Top of EXTRACTED ENTRIES
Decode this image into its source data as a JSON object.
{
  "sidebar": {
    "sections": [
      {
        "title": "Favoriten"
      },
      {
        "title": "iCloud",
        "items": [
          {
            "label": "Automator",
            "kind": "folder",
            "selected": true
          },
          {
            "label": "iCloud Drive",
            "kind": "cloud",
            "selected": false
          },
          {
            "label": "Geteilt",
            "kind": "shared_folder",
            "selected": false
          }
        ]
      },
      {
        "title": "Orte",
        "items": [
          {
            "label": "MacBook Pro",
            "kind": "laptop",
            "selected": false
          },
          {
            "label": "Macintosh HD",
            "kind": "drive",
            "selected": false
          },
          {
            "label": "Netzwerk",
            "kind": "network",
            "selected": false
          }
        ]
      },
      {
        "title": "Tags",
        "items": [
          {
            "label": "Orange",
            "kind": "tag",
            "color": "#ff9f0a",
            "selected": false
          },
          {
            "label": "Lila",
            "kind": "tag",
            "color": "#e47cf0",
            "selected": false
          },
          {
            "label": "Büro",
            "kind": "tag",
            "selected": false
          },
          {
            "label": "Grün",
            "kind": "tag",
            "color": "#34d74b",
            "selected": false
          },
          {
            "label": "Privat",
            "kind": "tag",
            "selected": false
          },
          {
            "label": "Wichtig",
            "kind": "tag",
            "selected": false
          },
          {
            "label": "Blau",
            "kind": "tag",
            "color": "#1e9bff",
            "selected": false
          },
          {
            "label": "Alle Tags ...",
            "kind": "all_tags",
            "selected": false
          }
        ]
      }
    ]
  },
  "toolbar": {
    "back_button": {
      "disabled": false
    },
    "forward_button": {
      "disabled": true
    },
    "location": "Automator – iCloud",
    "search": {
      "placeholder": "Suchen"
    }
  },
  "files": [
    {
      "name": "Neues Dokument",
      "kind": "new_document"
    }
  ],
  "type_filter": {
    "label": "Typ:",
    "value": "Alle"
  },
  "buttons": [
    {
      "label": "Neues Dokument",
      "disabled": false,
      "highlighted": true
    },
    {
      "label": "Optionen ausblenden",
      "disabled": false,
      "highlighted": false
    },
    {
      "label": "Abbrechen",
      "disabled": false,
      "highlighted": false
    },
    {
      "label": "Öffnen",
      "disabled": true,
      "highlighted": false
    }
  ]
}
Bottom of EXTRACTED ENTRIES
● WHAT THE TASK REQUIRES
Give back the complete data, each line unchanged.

● ANSWER SECTION
Decode this image into its source data as a JSON object.
{
  "sidebar": {
    "sections": [
      {
        "title": "Favoriten"
      },
      {
        "title": "iCloud",
        "items": [
          {
            "label": "Automator",
            "kind": "folder",
            "selected": true
          },
          {
            "label": "iCloud Drive",
            "kind": "cloud",
            "selected": false
          },
          {
            "label": "Geteilt",
            "kind": "shared_folder",
            "selected": false
          }
        ]
      },
      {
        "title": "Orte",
        "items": [
          {
            "label": "MacBook Pro",
            "kind": "laptop",
            "selected": false
          },
          {
            "label": "Macintosh HD",
            "kind": "drive",
            "selected": false
          },
          {
            "label": "Netzwerk",
            "kind": "network",
            "selected": false
          }
        ]
      },
      {
        "title": "Tags",
        "items": [
          {
            "label": "Orange",
            "kind": "tag",
            "color": "#ff9f0a",
            "selected": false
          },
          {
            "label": "Lila",
            "kind": "tag",
            "color": "#e47cf0",
            "selected": false
          },
          {
            "label": "Büro",
            "kind": "tag",
            "selected": false
          },
          {
            "label": "Grün",
            "kind": "tag",
            "color": "#34d74b",
            "selected": false
          },
          {
            "label": "Privat",
            "kind": "tag",
            "selected": false
          },
          {
            "label": "Wichtig",
            "kind": "tag",
            "selected": false
          },
          {
            "label": "Blau",
            "kind": "tag",
            "color": "#1e9bff",
            "selected": false
          },
          {
            "label": "Alle Tags ...",
            "kind": "all_tags",
            "selected": false
          }
        ]
      }
    ]
  },
  "toolbar": {
    "back_button": {
      "disabled": false
    },
    "forward_button": {
      "disabled": true
    },
    "location": "Automator – iCloud",
    "search": {
      "placeholder": "Suchen"
    }
  },
  "files": [
    {
      "name": "Neues Dokument",
      "kind": "new_document"
    }
  ],
  "type_filter": {
    "label": "Typ:",
    "value": "Alle"
  },
  "buttons": [
    {
      "label": "Neues Dokument",
      "disabled": false,
      "highlighted": true
    },
    {
      "label": "Optionen ausblenden",
      "disabled": false,
      "highlighted": false
    },
    {
      "label": "Abbrechen",
      "disabled": false,
      "highlighted": false
    },
    {
      "label": "Öffnen",
      "disabled": true,
      "highlighted": false
    }
  ]
}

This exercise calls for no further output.